Madras HC stays work at Sterlite unit after violent protests, rights body sends notice to Tamil Nadu
Protesters who blame the Sterlite copper plant, one of India’s biggest, for health problems and depleting water allegedly set vehicles on fire and stoned policemen in the coastal city in southern Tamil Nadu on Tuesday.Updated: May 23, 2018 14:44 IST
A court suspended the expansion of a copper smelting plant and India’s human rights watchdog sent notices to the Tamil Nadu government on Wednesday after police firing on protesters marching against the facility a day before killed nine people in Thoothukudi city.
The Madurai bench of the Madras high court ordered the Vedanta group to stop the expansion of its Sterlite copper plant in the coastal city also known as Tuticorin, reported The Hindu newspaper. The court said the company’s plea for renewing its environment clearance should be processed within four months after conducting a public hearing.
Thousands of protesters on Tuesday hurled stones at security personnel, set vehicles on fire and attacked government offices in the port town, around 600 km from the state capital of Chennai.
The National Human Rights Commission asked Tamil Nadu’s chief secretary and director general of police (DGP) to give it a report within two weeks, reports news agency ANI. The union home ministry asked the Tamil Nadu government to give it details about the violence.
◼ October 1996: Plant starts operating, almost immediately clearances challenged before the Madras high court
◼ August 1997: Protests begin after complaints of air and water pollution.
◼ November 1998: Interim order by the high court to close the plant, but reopened weeks later after company agrees to put pollution safeguards

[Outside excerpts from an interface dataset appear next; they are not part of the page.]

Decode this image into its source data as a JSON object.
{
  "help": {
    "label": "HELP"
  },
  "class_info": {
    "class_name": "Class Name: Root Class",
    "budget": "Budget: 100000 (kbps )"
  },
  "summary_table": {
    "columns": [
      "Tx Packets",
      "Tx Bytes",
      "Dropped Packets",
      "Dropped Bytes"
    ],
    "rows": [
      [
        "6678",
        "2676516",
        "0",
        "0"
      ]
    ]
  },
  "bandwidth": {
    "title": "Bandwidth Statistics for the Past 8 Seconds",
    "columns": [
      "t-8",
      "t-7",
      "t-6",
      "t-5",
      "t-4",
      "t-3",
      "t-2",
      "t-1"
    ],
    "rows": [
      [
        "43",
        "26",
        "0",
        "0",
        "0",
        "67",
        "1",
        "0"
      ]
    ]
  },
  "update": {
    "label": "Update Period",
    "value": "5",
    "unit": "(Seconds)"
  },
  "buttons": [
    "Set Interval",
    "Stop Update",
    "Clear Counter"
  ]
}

◼ January 2001: Complaints by locals of polluted water and release of toxic waste water from the plant
◼ September 2010: Madras high court orders closure of the plant over pollution concerns but reopened less than a week later after Supreme Court stays the order
◼ March 2013: Tamil Nadu pollution control board orders closure of the plant after a gas leak
◼ April 2013: Supreme Court fines Sterlite Rs 100 crore for pollution but doesn¡¦t order closure of the plant
◼ May 2016: Madras high court dismisses petition challenging expansion on the grounds that no public consultation was held
◼ February 2018: Fresh protests after reports that Sterlite is looking to expand the plant and increase capacity
◼ March 2018: Plant shuts for maintenance
◼ April 2018: Tamil Nadu pollution control board refuses to renew plant’s license
Tamil Nadu chief minister Edappadi K Palaniswami’s government, which is under severe criticism for the deaths, announced retired high court judge Aruna Jagadeesan will head a one-person commission to probe the violence. The commission has not been given a deadline.
Opposition leader MK Stalin, working president of the DMK party, accused Palaniswami’s government of murder. “Will @CMOTamilNadu take action against DGP for failing to maintain law and order? Will Chief Secretary explain her role in this entire episode? Will there be justice for #SterliteProtes?” said Stalin on Twitter.
“We must know who ordered this firing. It is not me but the victims who are demanding this. Merely announcing compensation isn’t a solution. This industry must be shut and this is what people demand,” said actor-politician Kamal Haasan.
The plant, one of India’s largest such facilities, has had a troubled history since it began operations in 1996. People have blamed it for their failing health and a major gas leak in 2013 led the Supreme Court imposing a Rs 100- crore fine. The plant has been closed down repeatedly in the past two decade, the last time by the Madras high court in 2013 over similar pollution concerns.
Shares of Vedanta Ltd declined both on the BSE and NSE.
(With agency inputs)